*** Begin section ***
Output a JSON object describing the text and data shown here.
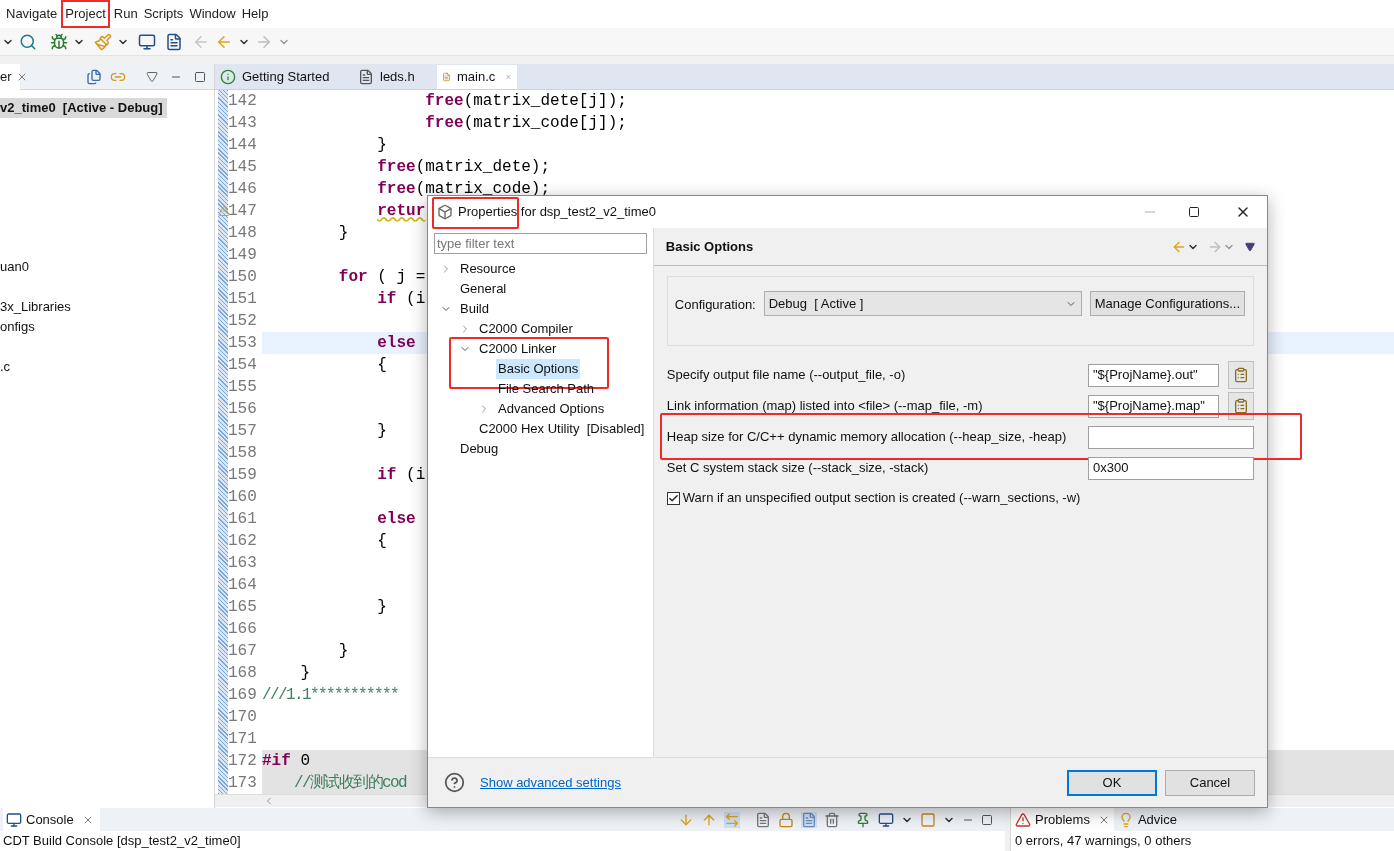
{
  "menu": [
    {
      "label": "Navigate",
      "annotated": false
    },
    {
      "label": "Project",
      "annotated": true
    },
    {
      "label": "Run",
      "annotated": false
    },
    {
      "label": "Scripts",
      "annotated": false
    },
    {
      "label": "Window",
      "annotated": false
    },
    {
      "label": "Help",
      "annotated": false
    }
  ],
  "project_explorer": {
    "tab": "er",
    "items": [
      {
        "label": "v2_time0  [Active - Debug]",
        "selected": true
      },
      {
        "label": "uan0",
        "selected": false
      },
      {
        "label": "3x_Libraries",
        "selected": false
      },
      {
        "label": "onfigs",
        "selected": false
      },
      {
        "label": ".c",
        "selected": false
      }
    ]
  },
  "editor": {
    "tabs": [
      {
        "label": "Getting Started",
        "kind": "welcome",
        "selected": false
      },
      {
        "label": "leds.h",
        "kind": "header",
        "selected": false
      },
      {
        "label": "main.c",
        "kind": "source",
        "selected": true
      }
    ],
    "lines": [
      {
        "number": "142",
        "segments": [
          {
            "kind": "keyword",
            "text": "                 free"
          },
          {
            "kind": "plain",
            "text": "(matrix_dete[j]);"
          }
        ]
      },
      {
        "number": "143",
        "segments": [
          {
            "kind": "keyword",
            "text": "                 free"
          },
          {
            "kind": "plain",
            "text": "(matrix_code[j]);"
          }
        ]
      },
      {
        "number": "144",
        "segments": [
          {
            "kind": "plain",
            "text": "            }"
          }
        ]
      },
      {
        "number": "145",
        "segments": [
          {
            "kind": "keyword",
            "text": "            free"
          },
          {
            "kind": "plain",
            "text": "(matrix_dete);"
          }
        ]
      },
      {
        "number": "146",
        "segments": [
          {
            "kind": "keyword",
            "text": "            free"
          },
          {
            "kind": "plain",
            "text": "(matrix_code);"
          }
        ]
      },
      {
        "number": "147",
        "warning": true,
        "segments": [
          {
            "kind": "keyword",
            "text": "            retur"
          }
        ]
      },
      {
        "number": "148",
        "segments": [
          {
            "kind": "plain",
            "text": "        }"
          }
        ]
      },
      {
        "number": "149"
      },
      {
        "number": "150",
        "segments": [
          {
            "kind": "keyword",
            "text": "        for"
          },
          {
            "kind": "plain",
            "text": " ( j ="
          }
        ]
      },
      {
        "number": "151",
        "segments": [
          {
            "kind": "keyword",
            "text": "            if"
          },
          {
            "kind": "plain",
            "text": " (i"
          }
        ]
      },
      {
        "number": "152"
      },
      {
        "number": "153",
        "current": true,
        "segments": [
          {
            "kind": "keyword",
            "text": "            else"
          }
        ]
      },
      {
        "number": "154",
        "segments": [
          {
            "kind": "plain",
            "text": "            {"
          }
        ]
      },
      {
        "number": "155"
      },
      {
        "number": "156"
      },
      {
        "number": "157",
        "segments": [
          {
            "kind": "plain",
            "text": "            }"
          }
        ]
      },
      {
        "number": "158"
      },
      {
        "number": "159",
        "segments": [
          {
            "kind": "keyword",
            "text": "            if"
          },
          {
            "kind": "plain",
            "text": " (i"
          }
        ]
      },
      {
        "number": "160"
      },
      {
        "number": "161",
        "segments": [
          {
            "kind": "keyword",
            "text": "            else"
          }
        ]
      },
      {
        "number": "162",
        "segments": [
          {
            "kind": "plain",
            "text": "            {"
          }
        ]
      },
      {
        "number": "163"
      },
      {
        "number": "164"
      },
      {
        "number": "165",
        "segments": [
          {
            "kind": "plain",
            "text": "            }"
          }
        ]
      },
      {
        "number": "166"
      },
      {
        "number": "167",
        "segments": [
          {
            "kind": "plain",
            "text": "        }"
          }
        ]
      },
      {
        "number": "168",
        "segments": [
          {
            "kind": "plain",
            "text": "    }"
          }
        ]
      },
      {
        "number": "169",
        "segments": [
          {
            "kind": "comment",
            "text": "///1.1***********"
          }
        ]
      },
      {
        "number": "170"
      },
      {
        "number": "171"
      },
      {
        "number": "172",
        "shaded": true,
        "segments": [
          {
            "kind": "keyword",
            "text": "#if"
          },
          {
            "kind": "plain",
            "text": " 0"
          }
        ]
      },
      {
        "number": "173",
        "shaded": true,
        "segments": [
          {
            "kind": "comment",
            "text": "    //测试收到的cod"
          }
        ]
      }
    ]
  },
  "dialog": {
    "title": "Properties for dsp_test2_v2_time0",
    "title_annotated": true,
    "filter": {
      "placeholder": "type filter text"
    },
    "tree": [
      {
        "label": "Resource",
        "expanded": false,
        "selected": false
      },
      {
        "label": "General",
        "selected": false
      },
      {
        "label": "Build",
        "expanded": true,
        "selected": false,
        "children": [
          {
            "label": "C2000 Compiler",
            "expanded": false,
            "selected": false
          },
          {
            "label": "C2000 Linker",
            "expanded": true,
            "selected": false,
            "annotated": true,
            "children": [
              {
                "label": "Basic Options",
                "selected": true
              },
              {
                "label": "File Search Path",
                "selected": false
              },
              {
                "label": "Advanced Options",
                "expanded": false,
                "selected": false
              }
            ]
          },
          {
            "label": "C2000 Hex Utility  [Disabled]",
            "selected": false
          }
        ]
      },
      {
        "label": "Debug",
        "selected": false
      }
    ],
    "page_title": "Basic Options",
    "configuration": {
      "label": "Configuration:",
      "value": "Debug  [ Active ]",
      "button": "Manage Configurations..."
    },
    "options": [
      {
        "kind": "text",
        "label": "Specify output file name (--output_file, -o)",
        "value": "\"${ProjName}.out\"",
        "browse": true
      },
      {
        "kind": "text",
        "label": "Link information (map) listed into <file> (--map_file, -m)",
        "value": "\"${ProjName}.map\"",
        "browse": true
      },
      {
        "kind": "text",
        "label": "Heap size for C/C++ dynamic memory allocation (--heap_size, -heap)",
        "annotated": true
      },
      {
        "kind": "text",
        "label": "Set C system stack size (--stack_size, -stack)",
        "value": "0x300"
      },
      {
        "kind": "checkbox",
        "label": "Warn if an unspecified output section is created (--warn_sections, -w)",
        "checked": true
      }
    ],
    "link": "Show advanced settings",
    "buttons": [
      {
        "label": "OK",
        "default": true
      },
      {
        "label": "Cancel",
        "default": false
      }
    ]
  },
  "console": {
    "tab": "Console",
    "text": "CDT Build Console [dsp_test2_v2_time0]"
  },
  "problems": {
    "tabs": [
      {
        "label": "Problems",
        "kind": "problems",
        "selected": true
      },
      {
        "label": "Advice",
        "kind": "advice",
        "selected": false
      }
    ],
    "summary": "0 errors, 47 warnings, 0 others"
  }
}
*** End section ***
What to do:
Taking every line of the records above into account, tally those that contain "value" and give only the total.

Answer box:
4